As a pet owner, you must know your dog well. Dogs have ways to communicate and cannot speak to understand if something is wrong. If you are intuitive, you can detect when something is off, or your dog isn’t behaving as usual. Bring concerns to your veterinarian’s attention immediately.
Diagnosis and Treatment of Diabetes in Dogs
Blood tests are the best way to get an accurate diagnosis, but high glucose levels don’t necessarily indicate diabetes. Your vet may have to run multiple tests to rule out other diseases in the process.
Once diagnosed with diabetes, the vet will measure your dog’s glucose levels under careful watch for many hours. Then your vet will be able to choose the correct dosage for medication. When you begin treating your dog, you will have multiple return visits with your vet to check on your dog and to see how well the dosage/medication works.

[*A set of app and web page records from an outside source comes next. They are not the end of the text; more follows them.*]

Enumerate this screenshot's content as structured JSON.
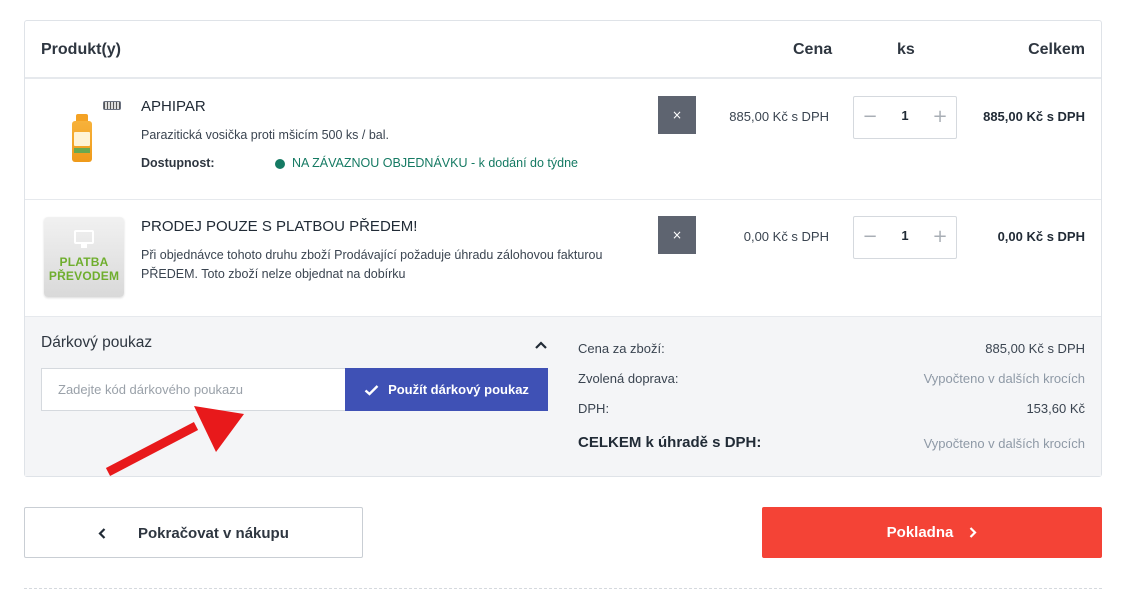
{
  "table": {
    "headers": {
      "product": "Produkt(y)",
      "price": "Cena",
      "qty": "ks",
      "total": "Celkem"
    },
    "items": [
      {
        "name": "APHIPAR",
        "description": "Parazitická vosička proti mšicím 500 ks / bal.",
        "availability_label": "Dostupnost:",
        "availability_text": "NA ZÁVAZNOU OBJEDNÁVKU - k dodání do týdne",
        "availability_color": "#157a63",
        "remove_label": "×",
        "price": "885,00 Kč s DPH",
        "quantity": "1",
        "total": "885,00 Kč s DPH",
        "thumbnail_icon": "bottle-product-icon"
      },
      {
        "name": "PRODEJ POUZE S PLATBOU PŘEDEM!",
        "description": "Při objednávce tohoto druhu zboží Prodávající požaduje úhradu zálohovou fakturou PŘEDEM. Toto zboží nelze objednat na dobírku",
        "thumbnail_text_1": "PLATBA",
        "thumbnail_text_2": "PŘEVODEM",
        "remove_label": "×",
        "price": "0,00 Kč s DPH",
        "quantity": "1",
        "total": "0,00 Kč s DPH",
        "thumbnail_icon": "monitor-icon"
      }
    ],
    "qty_minus": "−",
    "qty_plus": "+"
  },
  "gift": {
    "title": "Dárkový poukaz",
    "input_placeholder": "Zadejte kód dárkového poukazu",
    "apply_label": "Použít dárkový poukaz",
    "accent_color": "#3f51b5"
  },
  "summary": {
    "goods_label": "Cena za zboží:",
    "goods_value": "885,00 Kč s DPH",
    "shipping_label": "Zvolená doprava:",
    "shipping_value": "Vypočteno v dalších krocích",
    "vat_label": "DPH:",
    "vat_value": "153,60 Kč",
    "total_label": "CELKEM k úhradě s DPH:",
    "total_value": "Vypočteno v dalších krocích"
  },
  "actions": {
    "continue_label": "Pokračovat v nákupu",
    "checkout_label": "Pokladna",
    "checkout_color": "#f44336"
  },
  "annotation": {
    "arrow_color": "#e8191b"
  }
}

Treatment involves keeping a close watch on your pup’s blood glucose levels to keep them regular. A normal reading is between 65 to 120 mg/dl. Diabetic complications, such as kidney disease or nerve disease, can occur when your dog has it. Many dogs also develop cataracts, making it difficult for them to see.
Dogs may need one to two daily insulin shots. Other treatment includes weighing your dog regularly and paying attention to signs of excess hunger or thirst. Glucose rises in the body after a meal, but can also occur when insulin is too low. You may have to collect blood droplets to measure glucose levels.
Diets lower in fat and high in fiber are recommended to help keep glucose levels healthy. Exercise can also be essential to help reduce your dog’s weight and lower glucose levels.
Keeping Your Diabetic Dog Healthy
You may think all of this treatment is a lot to take on if your dog has diabetes. To make it easier on your as pet owner, develop a consistent routine to keep a close eye on your dog’s health. The shots and blood testing do not take much time, and you can continue to provide your pup with a long, happy life.